Humour helps push learning in many ways. It allows us to see through the clutter and get to the essence of things.

We were listening to a research presentation about a rather obscure topic; one that I knew little about. The audience was mixed but interested, willing to put in some effort to listen and learn. The speaker took the podium with a smile and began in the classic manner — with an outline of what she was going to talk about. Mid-way through the presentation she took a light-hearted detour, with a joke that reinterpreted the topic in a way that brought in some laughter yet also allowed the non-experts to understand it more easily.

Classrooms by and large tend to be rather grim places. There are of course individual teachers and also entire institutions that try to create an atmosphere that is less heavy and where it’s possible to smile — maybe even laugh — during a class. So as we progress through our careers as students we end up taking everything — including ourselves — a bit too seriously. I’m not at all suggesting that learning is a laughing matter. On the contrary, it is serious business, and we need to treat it with the respect it deserves. But this does not mean the process of learning has to be joyless or without humour. While we may not have control over how much laughter there is in our classrooms, we can exercise some degree of influence over the way we handle things — whether it is a presentation or a group discussion or any other form of interaction.
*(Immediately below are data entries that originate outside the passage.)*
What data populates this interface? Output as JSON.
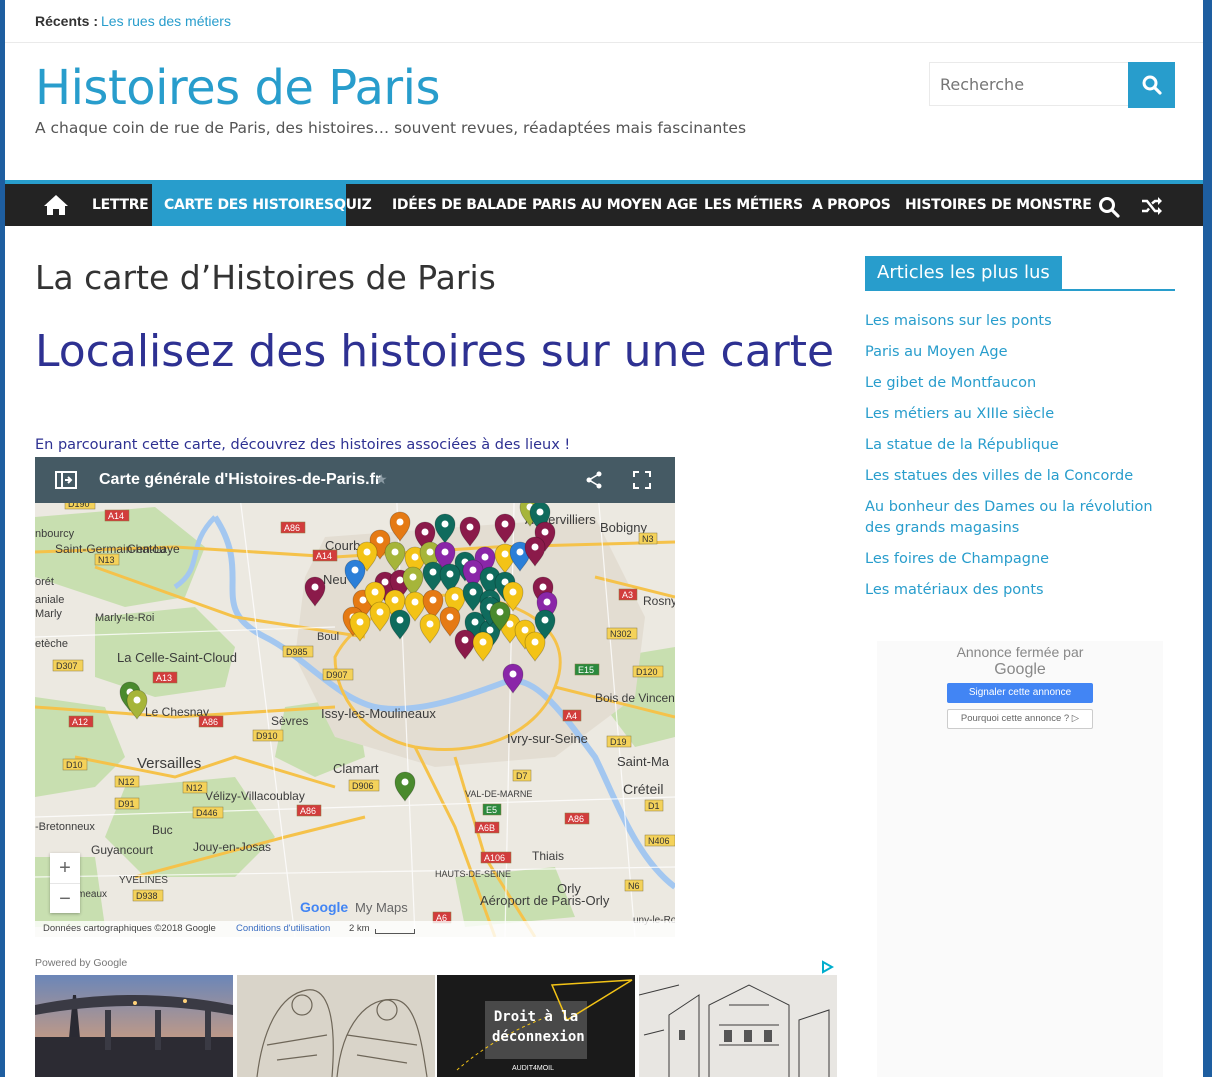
{
  "topbar": {
    "label": "Récents :",
    "link": "Les rues des métiers"
  },
  "header": {
    "title": "Histoires de Paris",
    "tagline": "A chaque coin de rue de Paris, des histoires… souvent revues, réadaptées mais fascinantes",
    "search_placeholder": "Recherche"
  },
  "nav": {
    "items": [
      "LETTRE",
      "CARTE DES HISTOIRES",
      "QUIZ",
      "IDÉES DE BALADE",
      "PARIS AU MOYEN AGE",
      "LES MÉTIERS",
      "A PROPOS",
      "HISTOIRES DE MONSTRE"
    ],
    "active": "CARTE DES HISTOIRES"
  },
  "main": {
    "page_title": "La carte d’Histoires de Paris",
    "heading": "Localisez des histoires sur une carte",
    "intro": "En parcourant cette carte, découvrez des histoires associées à des lieux !"
  },
  "map": {
    "title": "Carte générale d'Histoires-de-Paris.fr",
    "labels": [
      "Saint-Germain-en-Laye",
      "Chatou",
      "Courbe",
      "Neu",
      "Bobigny",
      "Aubervilliers",
      "Rosny",
      "Marly-le-Roi",
      "La Celle-Saint-Cloud",
      "Boul",
      "Le Chesnay",
      "Sèvres",
      "Issy-les-Moulineaux",
      "Bois de Vincennes",
      "Ivry-sur-Seine",
      "Versailles",
      "Clamart",
      "Saint-Ma",
      "Créteil",
      "Vélizy-Villacoublay",
      "Buc",
      "Jouy-en-Josas",
      "Guyancourt",
      "Thiais",
      "Orly",
      "Aéroport de Paris-Orly",
      "-Bretonneux",
      "YVELINES",
      "meaux",
      "HAUTS-DE-SEINE",
      "VAL-DE-MARNE",
      "uny-le-Roi",
      "orét",
      "aniale",
      "Marly",
      "etèche",
      "nbourcy"
    ],
    "roads": [
      "D190",
      "A14",
      "A86",
      "N3",
      "N13",
      "A14",
      "A3",
      "N302",
      "D985",
      "D307",
      "A13",
      "D907",
      "E15",
      "D120",
      "A12",
      "A86",
      "D910",
      "A4",
      "D19",
      "D10",
      "N12",
      "N12",
      "D906",
      "D7",
      "D91",
      "D446",
      "A86",
      "D1",
      "E5",
      "A6B",
      "A86",
      "N406",
      "A106",
      "D938",
      "N6",
      "A6"
    ],
    "zoom_in": "+",
    "zoom_out": "−",
    "footer_data": "Données cartographiques ©2018 Google",
    "footer_terms": "Conditions d'utilisation",
    "footer_scale": "2 km",
    "brand": "Google My Maps"
  },
  "sidebar": {
    "widget_title": "Articles les plus lus",
    "links": [
      "Les maisons sur les ponts",
      "Paris au Moyen Age",
      "Le gibet de Montfaucon",
      "Les métiers au XIIIe siècle",
      "La statue de la République",
      "Les statues des villes de la Concorde",
      "Au bonheur des Dames ou la révolution des grands magasins",
      "Les foires de Champagne",
      "Les matériaux des ponts"
    ],
    "ad": {
      "closed": "Annonce fermée par",
      "google": "Google",
      "report": "Signaler cette annonce",
      "why": "Pourquoi cette annonce ? ▷"
    }
  },
  "ads": {
    "powered": "Powered by Google",
    "tile3_text": "Droit à la déconnexion",
    "tile3_brand": "AUDIT4MOIL"
  },
  "colors": {
    "accent": "#289dcc",
    "nav_bg": "#232323",
    "heading": "#2e3192"
  }
}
I’ve spoken earlier in this column about how important it is to use the opportunities we have to make presentations or engage in discussions in a college setting. We need to take these opportunities seriously — in the sense; we need to put in the work to do a good job. Where then does the humour come in?

As with the speaker described above, it helps to build rapport with the audience and create a bit of empathy. In this case, the young woman used humour to laugh at herself and released some of the tension she felt. And when the audience laughed with her, it also gave her the impetus and the energy to keep going. Throwing in some intelligent humour, something that is related to the topic in some way, not only provides a welcome break in a serious talk, it can also throw open a different perspective on the issue.

In discussions, too, humour can help liven what could otherwise be a dull — sometimes rehearsed exchange of ideas.

Using humour appropriately requires one to pay close attention to what is being said; it has to relate to the topic of discussion being discussed, and bring in something unexpected. Sometimes humour can be used to bring in people who are left out of the discussion, a way of nudging them gently into the group. It’s important, however, to distinguish between good-natured laughter and sarcasm or ridicule, and it’s important that the entire group recognises this difference too.

Otherwise it can be counterproductive, and alienate the shy group members even further. Of course, if everyone shared a sense of humour, they probably would not take offense! Clearly, having the ability to laugh at oneself, at the situation, and see things from an absurd angle is something we all need to cultivate — it goes beyond the ability to tell a joke, and certainly includes the ability to appreciate one, without taking things personally.

It is about developing what is often called “perspective,” recognising that a situation or a set of facts can be read in different ways, and sometimes, we need to refer to the big picture, and see things from a distance.

Much of this depends on the environment that a teacher creates in the classroom. How do students then intervene in a space where laughter and smiles are not allowed to enter? Of course, you can bring humour into the limited situations you do have control over — such as your own presentations or discussions. More importantly, you can retain humour in the way you look at things.

A sense of humour can help push learning in many ways. It allows us to see through the clutter and get to the essence of things. If you think about it, a joke is funny usually because it connects really unlikely things, in a way that seems absurd. But if you look closely, these connections have a truth to them, sometimes leading to an “aha!” moment that hours of staring at theory did not succeed in doing.

The writer teaches in the Department of Communication, University of Hyderabad, and is the editor of Teacher Plus. Website: www.teacherplus.org. Email: usha.raman@gmail.com